This group of disunited individuals (or individual families) are merely mercenaries, here to earn the money and pump it back to their village to build a big house and be a Big Person there. I am under no illusion that some of these true foreigners assimilate into Singapore because they love the place so much. Unless they have a real problem back home that means they have no other choice but to stay, they will be heading back to their villages to be The Big Person - sooner or later.
Also, did you ever realise that all the mocking imitations done by other races of Indians come directly from the behaviour of these so-called expatriates? Does any self-respecting Singaporean Indian talk with such horrendous accent? Because of them, Singaporean Indians have to suffer the indignity of the incessant teasing and mockery of the 'Indian' accent and behaviour.
In all probability, Singaporean Indians go out of their way to avoid this bunch simply because they give the rest of us a bad name and reputation, not the other way around. Ms Indranee Rajah shouldn't have brought it up, disconnect is good - for Singaporean Indians. ...

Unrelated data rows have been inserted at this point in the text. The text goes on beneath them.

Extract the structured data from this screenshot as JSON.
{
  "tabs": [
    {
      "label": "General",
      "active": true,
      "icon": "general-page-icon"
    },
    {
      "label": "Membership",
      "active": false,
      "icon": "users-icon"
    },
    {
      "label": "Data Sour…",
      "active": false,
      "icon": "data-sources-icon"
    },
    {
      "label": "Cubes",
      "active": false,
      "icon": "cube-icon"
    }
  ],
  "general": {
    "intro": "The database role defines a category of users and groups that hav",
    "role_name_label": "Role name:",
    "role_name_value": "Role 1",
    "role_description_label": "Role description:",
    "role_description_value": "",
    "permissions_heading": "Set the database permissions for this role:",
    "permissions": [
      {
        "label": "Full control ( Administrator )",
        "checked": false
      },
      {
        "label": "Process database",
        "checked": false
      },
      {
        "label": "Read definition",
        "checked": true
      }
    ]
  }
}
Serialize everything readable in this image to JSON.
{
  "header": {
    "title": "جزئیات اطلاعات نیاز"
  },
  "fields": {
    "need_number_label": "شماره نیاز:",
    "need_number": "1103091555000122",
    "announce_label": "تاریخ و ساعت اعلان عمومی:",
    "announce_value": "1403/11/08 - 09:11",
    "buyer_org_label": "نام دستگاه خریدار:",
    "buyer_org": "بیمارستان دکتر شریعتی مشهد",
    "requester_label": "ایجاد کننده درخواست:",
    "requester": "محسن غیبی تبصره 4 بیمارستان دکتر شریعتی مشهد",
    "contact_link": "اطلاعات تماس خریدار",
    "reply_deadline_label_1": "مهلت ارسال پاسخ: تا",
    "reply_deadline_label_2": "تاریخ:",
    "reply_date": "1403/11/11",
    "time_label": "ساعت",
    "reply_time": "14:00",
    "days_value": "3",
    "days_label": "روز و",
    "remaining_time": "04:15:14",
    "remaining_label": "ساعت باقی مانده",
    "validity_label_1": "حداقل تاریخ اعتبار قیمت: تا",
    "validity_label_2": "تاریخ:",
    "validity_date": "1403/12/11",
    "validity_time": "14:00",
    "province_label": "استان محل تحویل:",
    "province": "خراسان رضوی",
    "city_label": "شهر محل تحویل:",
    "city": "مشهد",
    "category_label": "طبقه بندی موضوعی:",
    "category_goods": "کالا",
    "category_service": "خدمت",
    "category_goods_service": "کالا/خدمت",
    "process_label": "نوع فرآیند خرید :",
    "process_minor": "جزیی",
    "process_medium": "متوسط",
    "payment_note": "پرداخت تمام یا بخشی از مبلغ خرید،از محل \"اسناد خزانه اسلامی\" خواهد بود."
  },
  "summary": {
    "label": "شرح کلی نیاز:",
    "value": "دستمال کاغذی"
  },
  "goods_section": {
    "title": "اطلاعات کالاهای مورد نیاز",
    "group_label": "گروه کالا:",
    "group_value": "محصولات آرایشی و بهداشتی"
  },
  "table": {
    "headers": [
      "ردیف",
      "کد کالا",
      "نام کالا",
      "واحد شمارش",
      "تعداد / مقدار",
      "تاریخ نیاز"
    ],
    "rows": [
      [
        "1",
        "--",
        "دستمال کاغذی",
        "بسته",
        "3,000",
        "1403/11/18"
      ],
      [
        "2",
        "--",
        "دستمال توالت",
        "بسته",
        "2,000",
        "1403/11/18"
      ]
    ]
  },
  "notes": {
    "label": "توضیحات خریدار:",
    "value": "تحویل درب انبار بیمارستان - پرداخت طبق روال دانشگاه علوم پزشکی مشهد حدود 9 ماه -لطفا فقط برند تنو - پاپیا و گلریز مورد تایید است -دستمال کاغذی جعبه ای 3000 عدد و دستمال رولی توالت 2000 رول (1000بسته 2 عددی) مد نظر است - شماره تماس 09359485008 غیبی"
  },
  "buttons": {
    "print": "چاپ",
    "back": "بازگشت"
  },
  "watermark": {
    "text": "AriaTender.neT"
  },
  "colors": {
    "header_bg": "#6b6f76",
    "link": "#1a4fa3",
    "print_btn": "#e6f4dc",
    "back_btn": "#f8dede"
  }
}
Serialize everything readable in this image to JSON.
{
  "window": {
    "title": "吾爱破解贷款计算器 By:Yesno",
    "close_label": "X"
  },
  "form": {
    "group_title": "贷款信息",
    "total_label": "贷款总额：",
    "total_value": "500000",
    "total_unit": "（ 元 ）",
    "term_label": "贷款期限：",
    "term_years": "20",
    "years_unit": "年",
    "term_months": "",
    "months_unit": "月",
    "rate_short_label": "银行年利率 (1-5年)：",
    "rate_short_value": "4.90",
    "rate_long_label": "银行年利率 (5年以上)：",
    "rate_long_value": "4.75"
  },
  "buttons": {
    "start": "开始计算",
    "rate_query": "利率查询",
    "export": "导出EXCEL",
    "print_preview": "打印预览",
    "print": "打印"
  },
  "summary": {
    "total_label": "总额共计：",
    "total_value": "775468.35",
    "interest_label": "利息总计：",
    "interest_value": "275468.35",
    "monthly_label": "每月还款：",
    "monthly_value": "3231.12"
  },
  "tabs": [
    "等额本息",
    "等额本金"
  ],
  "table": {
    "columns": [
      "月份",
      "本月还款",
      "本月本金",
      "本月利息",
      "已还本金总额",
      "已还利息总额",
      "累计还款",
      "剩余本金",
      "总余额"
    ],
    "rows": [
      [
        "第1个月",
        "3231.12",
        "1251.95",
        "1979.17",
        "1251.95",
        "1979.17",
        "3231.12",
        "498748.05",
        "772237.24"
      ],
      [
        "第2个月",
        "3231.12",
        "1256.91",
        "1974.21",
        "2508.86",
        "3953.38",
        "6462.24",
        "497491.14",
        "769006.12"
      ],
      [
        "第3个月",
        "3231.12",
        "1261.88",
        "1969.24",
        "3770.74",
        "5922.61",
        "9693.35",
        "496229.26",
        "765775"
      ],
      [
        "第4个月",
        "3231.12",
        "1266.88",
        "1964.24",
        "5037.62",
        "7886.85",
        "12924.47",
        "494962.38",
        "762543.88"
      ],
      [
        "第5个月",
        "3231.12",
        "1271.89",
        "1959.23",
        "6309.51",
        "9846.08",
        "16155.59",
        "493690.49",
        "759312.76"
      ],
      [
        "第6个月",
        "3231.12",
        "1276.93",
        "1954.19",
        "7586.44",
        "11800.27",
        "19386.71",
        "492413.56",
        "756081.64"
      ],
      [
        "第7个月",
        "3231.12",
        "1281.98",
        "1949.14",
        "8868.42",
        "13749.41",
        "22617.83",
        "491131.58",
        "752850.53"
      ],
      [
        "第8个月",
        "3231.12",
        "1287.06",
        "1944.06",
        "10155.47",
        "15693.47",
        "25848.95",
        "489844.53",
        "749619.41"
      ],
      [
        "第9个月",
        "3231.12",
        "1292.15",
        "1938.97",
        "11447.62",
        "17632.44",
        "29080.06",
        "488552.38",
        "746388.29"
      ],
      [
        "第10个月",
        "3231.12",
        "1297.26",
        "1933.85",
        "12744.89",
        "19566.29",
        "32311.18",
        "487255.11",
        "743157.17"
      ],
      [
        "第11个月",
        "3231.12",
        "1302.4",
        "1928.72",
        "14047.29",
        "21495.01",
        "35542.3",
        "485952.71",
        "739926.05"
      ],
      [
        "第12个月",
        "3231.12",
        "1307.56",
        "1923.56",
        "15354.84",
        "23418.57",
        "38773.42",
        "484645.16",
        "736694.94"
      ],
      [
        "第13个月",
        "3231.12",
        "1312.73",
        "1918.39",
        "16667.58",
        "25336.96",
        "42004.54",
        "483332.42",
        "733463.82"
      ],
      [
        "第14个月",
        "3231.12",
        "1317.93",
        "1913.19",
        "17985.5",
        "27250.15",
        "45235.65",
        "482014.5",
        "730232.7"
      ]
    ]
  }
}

I believe a hornets' nest has been disturbed with this 'revelation'. It will be interesting to watch where we go from here. Hopefully, this will be an exercise where those in authority learn to let sleeping dogs lie and not get Singaporean Indians riled up unnecessarily. We were not waiting by the sidelines for these "God's gifts" to accept us into their folds. They were just another example of necessary evil in our lives and just a minor one in a host of other problems that we have deal with as a community.Besides, the Ugly Indian is a well-documented phenomenon (Exhibit 1 & Exhibit 2) and one that needs no elaboration. It may very well be time for the Singaporean Indians to brace themselves and be prepared to defend themselves in the coming weeks.
Labels: bad behaviour, indian, ugly
Why The 2006 Budget Is 'SOOOO GOOD'
Services with pay lagging significantly behind the private sector will get bigger adjustments, while those closer to the market will get smaller ones, he said. For example, pay in the Administrative Service has not been revised since 2000 and has fallen sharply behind private sector salaries in the past two years. Such civil servants are likely to get bigger rises to keep pace with the private sector.
Salaries of ministers, judges and statutory appointment-holders are pegged to the Administrative Service salary structure, so their pay is also expected to rise when the changes are announced.
Interesting to note that our 'poorly' remunerated ministers are going to be brought to par with private sector rates. This is yet another article that supports my theory of 'Creative Journalism'. Note how the 2 facts - a) Administrative Service getting the larger bulk of pay revision AND b) Minister salaries are pegged to this structure - were 'not so obviously' stated.
At least we can now understand why the MPs were all so 'over the moon' when the budget report was released. Parliament is starting to seriously look like a Soap Opera - overly dramatic, everybody knows about it and when its on, and, only die-hard fans will actually follow the story and believe it.
Labels: budget, minister, pay, singapore